That’s the city’s pervasive attitude — the state owes us. When Martin O’Malley was mayor, the city foolishly spent $305 million building a Hilton Hotel that’s now going broke, costing the city $28 million a year by 2023.
When asked recently about the Hilton boondoggle, O’Malley blamed it on former Gov. Bob Ehrlich. Why? Because, said O’Malley, “You may recall, at the time, that we asked (and) we were told ‘no’ by the then-governor.”
In other words, when O’Malley and the city tried to get the state to pay $305 million to build a loser hotel that private investors wouldn’t touch, Ehrlich dared saying “no.”
You see, in Baltimore’s view, the city is entitled to special status. Baltimore doesn’t owe the state taxpayers any gratitude; state taxpayers owe Baltimore more assistance. When state and city assessors recently miscalculated city residents’ historic tax credits, costing them huge new taxes, city politicians argued that state taxpayers should pay the costs.
And the city is lobbying Annapolis to shift city residents’ high auto insurance burden to suburban motorists. The audacity is stunning: When Detroit went bankrupt this summer, The Baltimore Sun editorialized “Why Baltimore Isn’t Detroit,” citing the city’s willingness “to make difficult decisions” without one word about the city’s massive state bailouts — the real reason why Baltimore isn’t Detroit!
The city has benefited, so far, from the largess of liberal Montgomery state legislators who don’t mind raising Montgomery taxes and cutting its state aid to help the city, from P.G. lawmakers with whom the city shares the loot and from Baltimore County lawmakers who feel linked to the city as long as the city’s problems don’t flow across the county line.
But things are changing: The city’s political muscle is dwindling (only 11 percent of the state’s population and 8.5 percent of the statewide vote), for the first time in memory there’s no Baltimore candidate running for governor, and federal spending cuts are squeezing the D.C.-area counties, which may not feel so charitable in the future.
Living on other people’s money only works until the “other people” decide differently. When that happens, what’s Baltimore’s “Plan B”?
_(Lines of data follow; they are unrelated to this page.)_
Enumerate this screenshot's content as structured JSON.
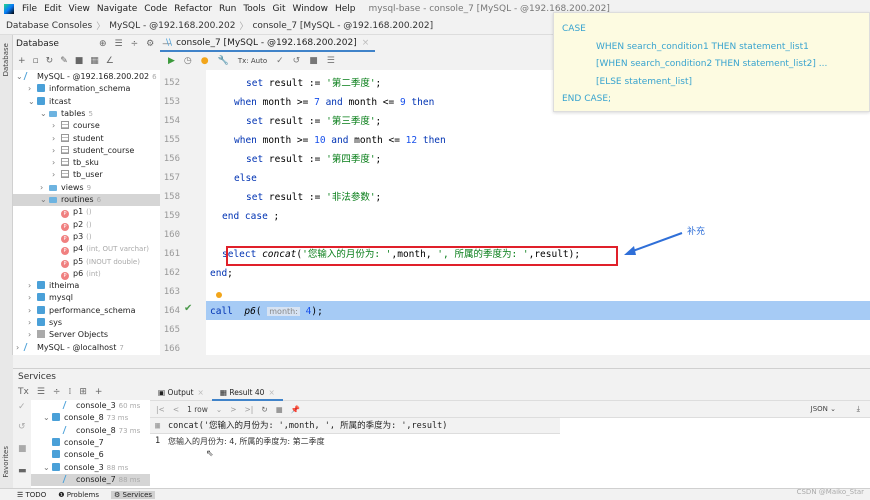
{
  "window": {
    "title": "mysql-base - console_7 [MySQL - @192.168.200.202]"
  },
  "menu": [
    "File",
    "Edit",
    "View",
    "Navigate",
    "Code",
    "Refactor",
    "Run",
    "Tools",
    "Git",
    "Window",
    "Help"
  ],
  "breadcrumb": [
    "Database Consoles",
    "MySQL - @192.168.200.202",
    "console_7 [MySQL - @192.168.200.202]"
  ],
  "db_panel": {
    "title": "Database",
    "strip_label": "Database",
    "tree": [
      {
        "label": "MySQL - @192.168.200.202",
        "hint": "6",
        "depth": 0,
        "icon": "conn",
        "chev": "v"
      },
      {
        "label": "information_schema",
        "depth": 1,
        "icon": "db",
        "chev": ">"
      },
      {
        "label": "itcast",
        "depth": 1,
        "icon": "db",
        "chev": "v"
      },
      {
        "label": "tables",
        "hint": "5",
        "depth": 2,
        "icon": "fold",
        "chev": "v"
      },
      {
        "label": "course",
        "depth": 3,
        "icon": "tbl",
        "chev": ">"
      },
      {
        "label": "student",
        "depth": 3,
        "icon": "tbl",
        "chev": ">"
      },
      {
        "label": "student_course",
        "depth": 3,
        "icon": "tbl",
        "chev": ">"
      },
      {
        "label": "tb_sku",
        "depth": 3,
        "icon": "tbl",
        "chev": ">"
      },
      {
        "label": "tb_user",
        "depth": 3,
        "icon": "tbl",
        "chev": ">"
      },
      {
        "label": "views",
        "hint": "9",
        "depth": 2,
        "icon": "fold",
        "chev": ">"
      },
      {
        "label": "routines",
        "hint": "6",
        "depth": 2,
        "icon": "fold",
        "chev": "v",
        "selected": true
      },
      {
        "label": "p1",
        "hint": "()",
        "depth": 3,
        "icon": "proc",
        "chev": ""
      },
      {
        "label": "p2",
        "hint": "()",
        "depth": 3,
        "icon": "proc",
        "chev": ""
      },
      {
        "label": "p3",
        "hint": "()",
        "depth": 3,
        "icon": "proc",
        "chev": ""
      },
      {
        "label": "p4",
        "hint": "(int, OUT varchar)",
        "depth": 3,
        "icon": "proc",
        "chev": ""
      },
      {
        "label": "p5",
        "hint": "(INOUT double)",
        "depth": 3,
        "icon": "proc",
        "chev": ""
      },
      {
        "label": "p6",
        "hint": "(int)",
        "depth": 3,
        "icon": "proc",
        "chev": ""
      },
      {
        "label": "itheima",
        "depth": 1,
        "icon": "db",
        "chev": ">"
      },
      {
        "label": "mysql",
        "depth": 1,
        "icon": "db",
        "chev": ">"
      },
      {
        "label": "performance_schema",
        "depth": 1,
        "icon": "db",
        "chev": ">"
      },
      {
        "label": "sys",
        "depth": 1,
        "icon": "db",
        "chev": ">"
      },
      {
        "label": "Server Objects",
        "depth": 1,
        "icon": "srv",
        "chev": ">"
      },
      {
        "label": "MySQL - @localhost",
        "hint": "7",
        "depth": 0,
        "icon": "conn",
        "chev": ">"
      }
    ]
  },
  "editor": {
    "tab": "console_7 [MySQL - @192.168.200.202]",
    "tx_mode": "Tx: Auto",
    "lines": [
      {
        "n": "152",
        "indent": 6,
        "tokens": [
          [
            "set",
            "k"
          ],
          [
            " result := ",
            "p"
          ],
          [
            "'第二季度'",
            "s"
          ],
          [
            ";",
            "p"
          ]
        ]
      },
      {
        "n": "153",
        "indent": 4,
        "tokens": [
          [
            "when",
            "k"
          ],
          [
            " month >= ",
            "p"
          ],
          [
            "7",
            "n"
          ],
          [
            " ",
            "p"
          ],
          [
            "and",
            "k"
          ],
          [
            " month <= ",
            "p"
          ],
          [
            "9",
            "n"
          ],
          [
            " ",
            "p"
          ],
          [
            "then",
            "k"
          ]
        ]
      },
      {
        "n": "154",
        "indent": 6,
        "tokens": [
          [
            "set",
            "k"
          ],
          [
            " result := ",
            "p"
          ],
          [
            "'第三季度'",
            "s"
          ],
          [
            ";",
            "p"
          ]
        ]
      },
      {
        "n": "155",
        "indent": 4,
        "tokens": [
          [
            "when",
            "k"
          ],
          [
            " month >= ",
            "p"
          ],
          [
            "10",
            "n"
          ],
          [
            " ",
            "p"
          ],
          [
            "and",
            "k"
          ],
          [
            " month <= ",
            "p"
          ],
          [
            "12",
            "n"
          ],
          [
            " ",
            "p"
          ],
          [
            "then",
            "k"
          ]
        ]
      },
      {
        "n": "156",
        "indent": 6,
        "tokens": [
          [
            "set",
            "k"
          ],
          [
            " result := ",
            "p"
          ],
          [
            "'第四季度'",
            "s"
          ],
          [
            ";",
            "p"
          ]
        ]
      },
      {
        "n": "157",
        "indent": 4,
        "tokens": [
          [
            "else",
            "k"
          ]
        ]
      },
      {
        "n": "158",
        "indent": 6,
        "tokens": [
          [
            "set",
            "k"
          ],
          [
            " result := ",
            "p"
          ],
          [
            "'非法参数'",
            "s"
          ],
          [
            ";",
            "p"
          ]
        ]
      },
      {
        "n": "159",
        "indent": 2,
        "tokens": [
          [
            "end",
            "k"
          ],
          [
            " ",
            "p"
          ],
          [
            "case",
            "k"
          ],
          [
            " ;",
            "p"
          ]
        ]
      },
      {
        "n": "160",
        "indent": 0,
        "tokens": []
      },
      {
        "n": "161",
        "indent": 2,
        "tokens": [
          [
            "select",
            "k"
          ],
          [
            " ",
            "p"
          ],
          [
            "concat",
            "f"
          ],
          [
            "(",
            "p"
          ],
          [
            "'您输入的月份为: '",
            "s"
          ],
          [
            ",month, ",
            "p"
          ],
          [
            "', 所属的季度为: '",
            "s"
          ],
          [
            ",result);",
            "p"
          ]
        ]
      },
      {
        "n": "162",
        "indent": 0,
        "tokens": [
          [
            "end",
            "k"
          ],
          [
            ";",
            "p"
          ]
        ]
      },
      {
        "n": "163",
        "indent": 0,
        "tokens": []
      },
      {
        "n": "164",
        "indent": 0,
        "tokens": [
          [
            "call",
            "k"
          ],
          [
            "  ",
            "p"
          ],
          [
            "p6",
            "f"
          ],
          [
            "( ",
            "p"
          ],
          [
            "month:",
            "h"
          ],
          [
            " ",
            "p"
          ],
          [
            "4",
            "n"
          ],
          [
            ");",
            "p"
          ]
        ]
      },
      {
        "n": "165",
        "indent": 0,
        "tokens": []
      },
      {
        "n": "166",
        "indent": 0,
        "tokens": []
      }
    ]
  },
  "tooltip": {
    "lines": [
      "CASE",
      "WHEN  search_condition1  THEN  statement_list1",
      "[WHEN  search_condition2  THEN  statement_list2] ...",
      "[ELSE  statement_list]",
      "END CASE;"
    ]
  },
  "annotation": {
    "text": "补充",
    "color": "#2f6fd8"
  },
  "services": {
    "title": "Services",
    "favorites_label": "Favorites",
    "tree": [
      {
        "label": "console_3",
        "ms": "60 ms",
        "depth": 2,
        "chev": ""
      },
      {
        "label": "console_8",
        "ms": "73 ms",
        "depth": 1,
        "chev": "v"
      },
      {
        "label": "console_8",
        "ms": "73 ms",
        "depth": 2,
        "chev": ""
      },
      {
        "label": "console_7",
        "depth": 1,
        "chev": ""
      },
      {
        "label": "console_6",
        "depth": 1,
        "chev": ""
      },
      {
        "label": "console_3",
        "ms": "88 ms",
        "depth": 1,
        "chev": "v"
      },
      {
        "label": "console_7",
        "ms": "88 ms",
        "depth": 2,
        "chev": "",
        "selected": true
      }
    ],
    "tabs": [
      {
        "label": "Output"
      },
      {
        "label": "Result 40",
        "active": true
      }
    ],
    "rows_label": "1 row",
    "format": "JSON",
    "column": "concat('您输入的月份为: ',month, ', 所属的季度为: ',result)",
    "rows": [
      {
        "n": "1",
        "value": "您输入的月份为: 4, 所属的季度为: 第二季度"
      }
    ]
  },
  "bottom_tabs": [
    {
      "label": "TODO"
    },
    {
      "label": "Problems"
    },
    {
      "label": "Services",
      "active": true
    }
  ],
  "watermark": "CSDN @Maiko_Star",
  "colors": {
    "keyword": "#0033b3",
    "string": "#067d17",
    "number": "#1750eb",
    "selection": "#a6cbf5",
    "highlight_box": "#e0202a",
    "tooltip_bg": "#fdfbe1",
    "tooltip_text": "#38a3cf"
  }
}
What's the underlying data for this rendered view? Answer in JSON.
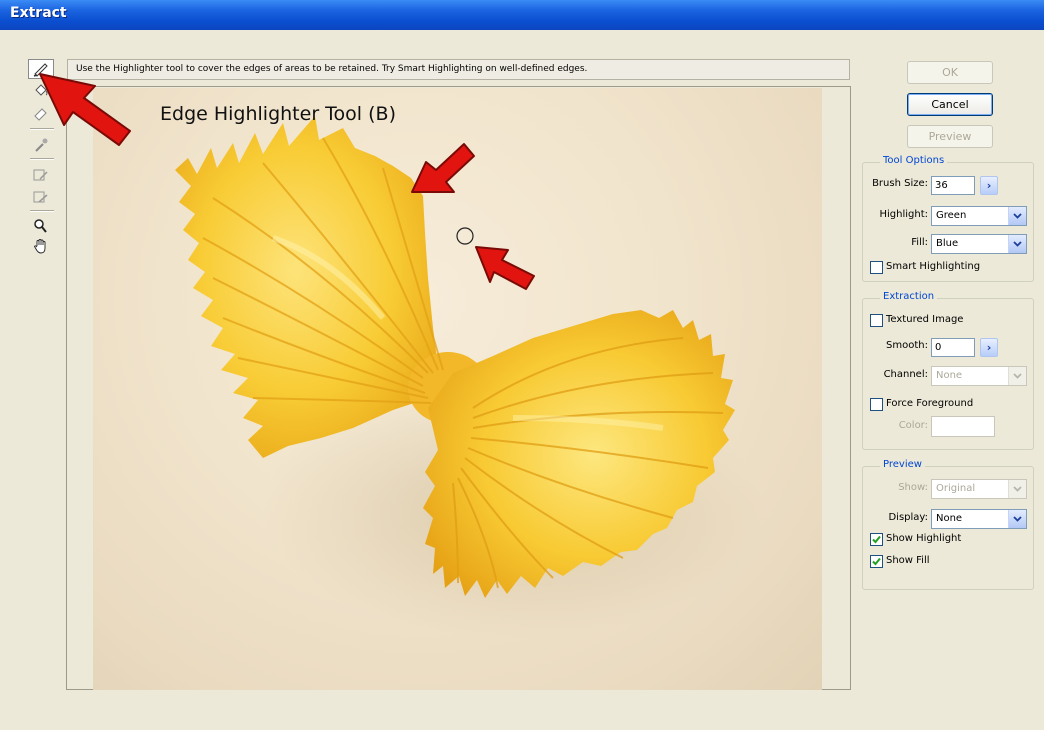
{
  "window": {
    "title": "Extract"
  },
  "hint": "Use the Highlighter tool to cover the edges of areas to be retained. Try Smart Highlighting on well-defined edges.",
  "callout": "Edge Highlighter Tool (B)",
  "toolbar": {
    "tools": [
      "edge-highlighter-icon",
      "fill-icon",
      "eraser-icon",
      "eyedropper-icon",
      "cleanup-icon",
      "edge-touchup-icon",
      "zoom-icon",
      "hand-icon"
    ],
    "active": "edge-highlighter-icon"
  },
  "buttons": {
    "ok": "OK",
    "cancel": "Cancel",
    "preview": "Preview"
  },
  "tool_options": {
    "title": "Tool Options",
    "brush_size_label": "Brush Size:",
    "brush_size_value": "36",
    "highlight_label": "Highlight:",
    "highlight_value": "Green",
    "fill_label": "Fill:",
    "fill_value": "Blue",
    "smart_highlighting_label": "Smart Highlighting",
    "smart_highlighting_checked": false
  },
  "extraction": {
    "title": "Extraction",
    "textured_image_label": "Textured Image",
    "textured_image_checked": false,
    "smooth_label": "Smooth:",
    "smooth_value": "0",
    "channel_label": "Channel:",
    "channel_value": "None",
    "force_foreground_label": "Force Foreground",
    "force_foreground_checked": false,
    "color_label": "Color:"
  },
  "preview": {
    "title": "Preview",
    "show_label": "Show:",
    "show_value": "Original",
    "display_label": "Display:",
    "display_value": "None",
    "show_highlight_label": "Show Highlight",
    "show_highlight_checked": true,
    "show_fill_label": "Show Fill",
    "show_fill_checked": true
  },
  "colors": {
    "titlebar": "#0a4fd0",
    "group_title": "#0046d5",
    "annotation_arrow": "#e1140f",
    "pasta": "#f6c72a"
  }
}
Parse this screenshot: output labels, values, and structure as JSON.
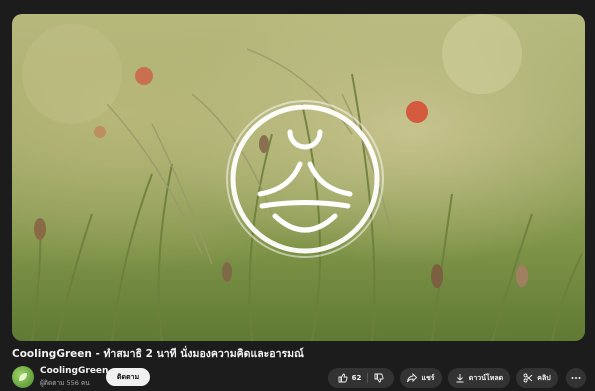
{
  "video": {
    "title": "CoolingGreen - ทำสมาธิ 2 นาที นั่งมองความคิดและอารมณ์"
  },
  "channel": {
    "name": "CoolingGreen",
    "subscribers": "ผู้ติดตาม 556 คน",
    "subscribe_label": "ติดตาม"
  },
  "actions": {
    "like_count": "62",
    "share_label": "แชร์",
    "download_label": "ดาวน์โหลด",
    "clip_label": "คลิป"
  },
  "icons": {
    "like": "thumbs-up-icon",
    "dislike": "thumbs-down-icon",
    "share": "share-arrow-icon",
    "download": "download-icon",
    "clip": "scissors-icon",
    "more": "more-horizontal-icon",
    "logo": "meditation-logo-icon"
  },
  "colors": {
    "background": "#1c1c1c",
    "text": "#f1f1f1",
    "subtext": "#aaaaaa",
    "button": "#333333",
    "subscribe_bg": "#f1f1f1"
  }
}
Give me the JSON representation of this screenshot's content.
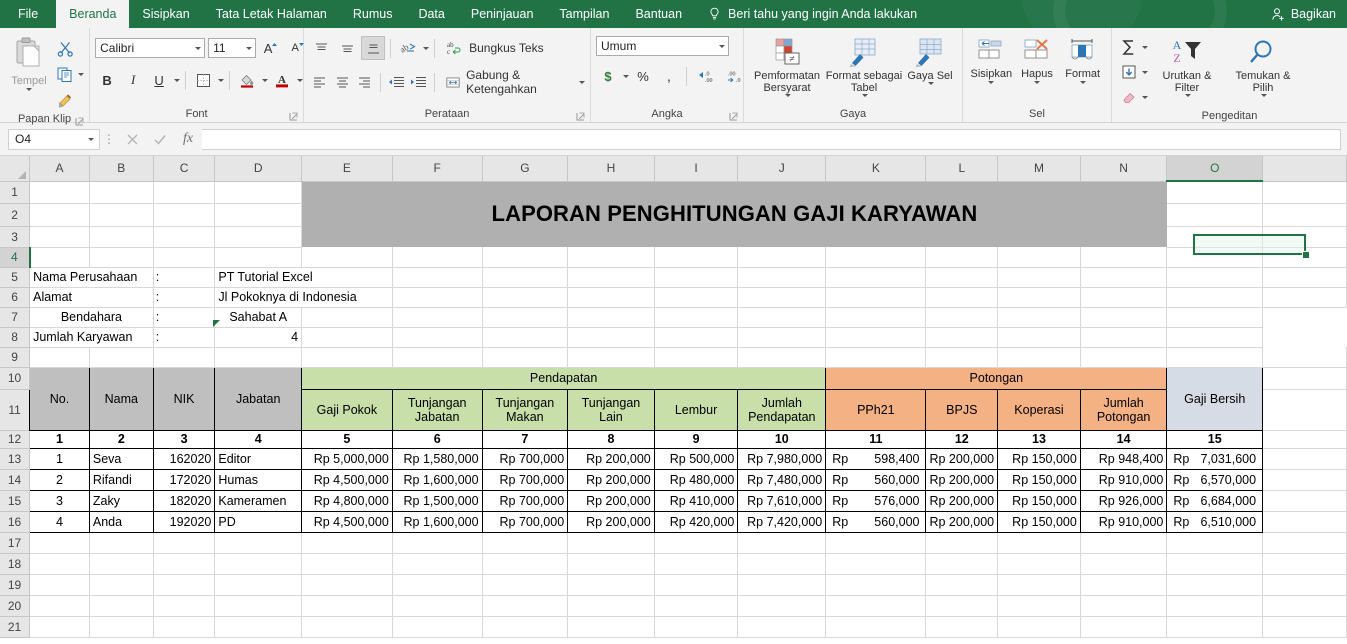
{
  "ribbon": {
    "tabs": [
      {
        "label": "File",
        "active": false,
        "file": true
      },
      {
        "label": "Beranda",
        "active": true
      },
      {
        "label": "Sisipkan",
        "active": false
      },
      {
        "label": "Tata Letak Halaman",
        "active": false
      },
      {
        "label": "Rumus",
        "active": false
      },
      {
        "label": "Data",
        "active": false
      },
      {
        "label": "Peninjauan",
        "active": false
      },
      {
        "label": "Tampilan",
        "active": false
      },
      {
        "label": "Bantuan",
        "active": false
      }
    ],
    "tell_me": "Beri tahu yang ingin Anda lakukan",
    "share_label": "Bagikan",
    "groups": {
      "clipboard": {
        "label": "Papan Klip",
        "paste": "Tempel",
        "cut_icon": "scissors-icon",
        "copy_icon": "copy-icon",
        "format_painter_icon": "format-painter-icon"
      },
      "font": {
        "label": "Font",
        "font_name": "Calibri",
        "font_size": "11",
        "grow_font": "A",
        "shrink_font": "A",
        "bold": "B",
        "italic": "I",
        "underline": "U",
        "borders_icon": "borders-icon",
        "fill_color_icon": "fill-color-icon",
        "font_color_icon": "font-color-icon"
      },
      "alignment": {
        "label": "Perataan",
        "wrap_text": "Bungkus Teks",
        "merge_center": "Gabung & Ketengahkan",
        "orientation_icon": "text-orientation-icon",
        "decrease_indent_icon": "decrease-indent-icon",
        "increase_indent_icon": "increase-indent-icon"
      },
      "number": {
        "label": "Angka",
        "format": "Umum",
        "currency": "$",
        "percent": "%",
        "comma": ",",
        "decrease_decimal_icon": "decrease-decimal-icon",
        "increase_decimal_icon": "increase-decimal-icon"
      },
      "styles": {
        "label": "Gaya",
        "conditional_formatting": "Pemformatan Bersyarat",
        "format_as_table": "Format sebagai Tabel",
        "cell_styles": "Gaya Sel"
      },
      "cells": {
        "label": "Sel",
        "insert": "Sisipkan",
        "delete": "Hapus",
        "format": "Format"
      },
      "editing": {
        "label": "Pengeditan",
        "autosum_icon": "sigma-icon",
        "fill_icon": "fill-down-icon",
        "clear_icon": "eraser-icon",
        "sort_filter": "Urutkan & Filter",
        "find_select": "Temukan & Pilih"
      }
    }
  },
  "formula_bar": {
    "name_box": "O4",
    "cancel_icon": "close-icon",
    "enter_icon": "check-icon",
    "function_icon": "fx-icon",
    "formula": ""
  },
  "grid": {
    "columns": [
      "A",
      "B",
      "C",
      "D",
      "E",
      "F",
      "G",
      "H",
      "I",
      "J",
      "K",
      "L",
      "M",
      "N",
      "O"
    ],
    "selected_column": "O",
    "selected_cell": "O4",
    "rows": [
      "1",
      "2",
      "3",
      "4",
      "5",
      "6",
      "7",
      "8",
      "9",
      "10",
      "11",
      "12",
      "13",
      "14",
      "15",
      "16",
      "17",
      "18",
      "19",
      "20",
      "21"
    ],
    "active_row": "4"
  },
  "sheet": {
    "title": "LAPORAN PENGHITUNGAN GAJI KARYAWAN",
    "info": [
      {
        "label": "Nama Perusahaan",
        "sep": ":",
        "value": "PT Tutorial Excel",
        "align": "left"
      },
      {
        "label": "Alamat",
        "sep": ":",
        "value": "Jl Pokoknya di Indonesia",
        "align": "left"
      },
      {
        "label": "Bendahara",
        "sep": ":",
        "value": "Sahabat A",
        "align": "center"
      },
      {
        "label": "Jumlah Karyawan",
        "sep": ":",
        "value": "4",
        "align": "right"
      }
    ],
    "group_headers": {
      "pendapatan": "Pendapatan",
      "potongan": "Potongan"
    },
    "headers": {
      "no": "No.",
      "nama": "Nama",
      "nik": "NIK",
      "jabatan": "Jabatan",
      "gaji_pokok": "Gaji Pokok",
      "tunjangan_jabatan": "Tunjangan Jabatan",
      "tunjangan_makan": "Tunjangan Makan",
      "tunjangan_lain": "Tunjangan Lain",
      "lembur": "Lembur",
      "jumlah_pendapatan": "Jumlah Pendapatan",
      "pph21": "PPh21",
      "bpjs": "BPJS",
      "koperasi": "Koperasi",
      "jumlah_potongan": "Jumlah Potongan",
      "gaji_bersih": "Gaji Bersih"
    },
    "column_numbers": [
      "1",
      "2",
      "3",
      "4",
      "5",
      "6",
      "7",
      "8",
      "9",
      "10",
      "11",
      "12",
      "13",
      "14",
      "15"
    ],
    "data_rows": [
      {
        "no": "1",
        "nama": "Seva",
        "nik": "162020",
        "jabatan": "Editor",
        "gaji_pokok": "Rp 5,000,000",
        "tunjangan_jabatan": "Rp 1,580,000",
        "tunjangan_makan": "Rp  700,000",
        "tunjangan_lain": "Rp  200,000",
        "lembur": "Rp  500,000",
        "jumlah_pendapatan": "Rp 7,980,000",
        "pph21_cur": "Rp",
        "pph21": "598,400",
        "bpjs": "Rp  200,000",
        "koperasi": "Rp  150,000",
        "jumlah_potongan": "Rp  948,400",
        "gaji_bersih_cur": "Rp",
        "gaji_bersih": "7,031,600"
      },
      {
        "no": "2",
        "nama": "Rifandi",
        "nik": "172020",
        "jabatan": "Humas",
        "gaji_pokok": "Rp 4,500,000",
        "tunjangan_jabatan": "Rp 1,600,000",
        "tunjangan_makan": "Rp  700,000",
        "tunjangan_lain": "Rp  200,000",
        "lembur": "Rp  480,000",
        "jumlah_pendapatan": "Rp 7,480,000",
        "pph21_cur": "Rp",
        "pph21": "560,000",
        "bpjs": "Rp  200,000",
        "koperasi": "Rp  150,000",
        "jumlah_potongan": "Rp  910,000",
        "gaji_bersih_cur": "Rp",
        "gaji_bersih": "6,570,000"
      },
      {
        "no": "3",
        "nama": "Zaky",
        "nik": "182020",
        "jabatan": "Kameramen",
        "gaji_pokok": "Rp 4,800,000",
        "tunjangan_jabatan": "Rp 1,500,000",
        "tunjangan_makan": "Rp  700,000",
        "tunjangan_lain": "Rp  200,000",
        "lembur": "Rp  410,000",
        "jumlah_pendapatan": "Rp 7,610,000",
        "pph21_cur": "Rp",
        "pph21": "576,000",
        "bpjs": "Rp  200,000",
        "koperasi": "Rp  150,000",
        "jumlah_potongan": "Rp  926,000",
        "gaji_bersih_cur": "Rp",
        "gaji_bersih": "6,684,000"
      },
      {
        "no": "4",
        "nama": "Anda",
        "nik": "192020",
        "jabatan": "PD",
        "gaji_pokok": "Rp 4,500,000",
        "tunjangan_jabatan": "Rp 1,600,000",
        "tunjangan_makan": "Rp  700,000",
        "tunjangan_lain": "Rp  200,000",
        "lembur": "Rp  420,000",
        "jumlah_pendapatan": "Rp 7,420,000",
        "pph21_cur": "Rp",
        "pph21": "560,000",
        "bpjs": "Rp  200,000",
        "koperasi": "Rp  150,000",
        "jumlah_potongan": "Rp  910,000",
        "gaji_bersih_cur": "Rp",
        "gaji_bersih": "6,510,000"
      }
    ]
  },
  "colors": {
    "ribbon_green": "#217346",
    "header_gray": "#bfbfbf",
    "income_green": "#c9dfa9",
    "deduction_orange": "#f4b183",
    "net_blue": "#d6dce5",
    "title_band": "#b0b0b0"
  }
}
Blair Lee is chairman of the board of Lee Development Group in Silver Spring and a regular commentator for WBAL radio. His column appears Fridays in the Business Gazette. His past columns are available at www.gazette.net/blairlee. His email address is email@example.com.